Data records for software interfaces:
━━━━
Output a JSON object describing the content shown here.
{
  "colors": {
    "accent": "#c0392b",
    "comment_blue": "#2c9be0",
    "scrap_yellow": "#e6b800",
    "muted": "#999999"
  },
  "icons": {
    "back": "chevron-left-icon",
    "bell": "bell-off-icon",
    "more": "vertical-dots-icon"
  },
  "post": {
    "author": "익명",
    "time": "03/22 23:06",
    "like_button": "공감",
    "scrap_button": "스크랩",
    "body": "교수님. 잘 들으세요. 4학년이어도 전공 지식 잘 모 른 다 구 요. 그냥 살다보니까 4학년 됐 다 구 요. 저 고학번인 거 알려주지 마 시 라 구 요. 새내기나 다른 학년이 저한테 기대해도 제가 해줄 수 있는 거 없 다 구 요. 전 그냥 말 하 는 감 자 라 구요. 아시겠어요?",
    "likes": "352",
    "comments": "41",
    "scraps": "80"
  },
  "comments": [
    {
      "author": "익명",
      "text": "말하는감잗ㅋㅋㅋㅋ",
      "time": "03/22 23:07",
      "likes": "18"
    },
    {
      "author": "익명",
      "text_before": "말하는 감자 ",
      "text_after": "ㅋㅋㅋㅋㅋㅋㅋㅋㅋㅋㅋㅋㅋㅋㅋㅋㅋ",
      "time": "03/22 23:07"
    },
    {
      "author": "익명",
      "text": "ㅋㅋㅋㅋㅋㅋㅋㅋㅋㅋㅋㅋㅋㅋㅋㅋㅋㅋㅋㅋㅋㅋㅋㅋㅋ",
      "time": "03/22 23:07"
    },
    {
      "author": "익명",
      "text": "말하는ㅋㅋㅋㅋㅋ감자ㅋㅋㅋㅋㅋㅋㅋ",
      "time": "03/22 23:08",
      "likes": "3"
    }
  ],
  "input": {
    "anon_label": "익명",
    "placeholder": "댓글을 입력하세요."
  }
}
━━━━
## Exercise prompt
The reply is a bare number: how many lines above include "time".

## Result of the exercise
5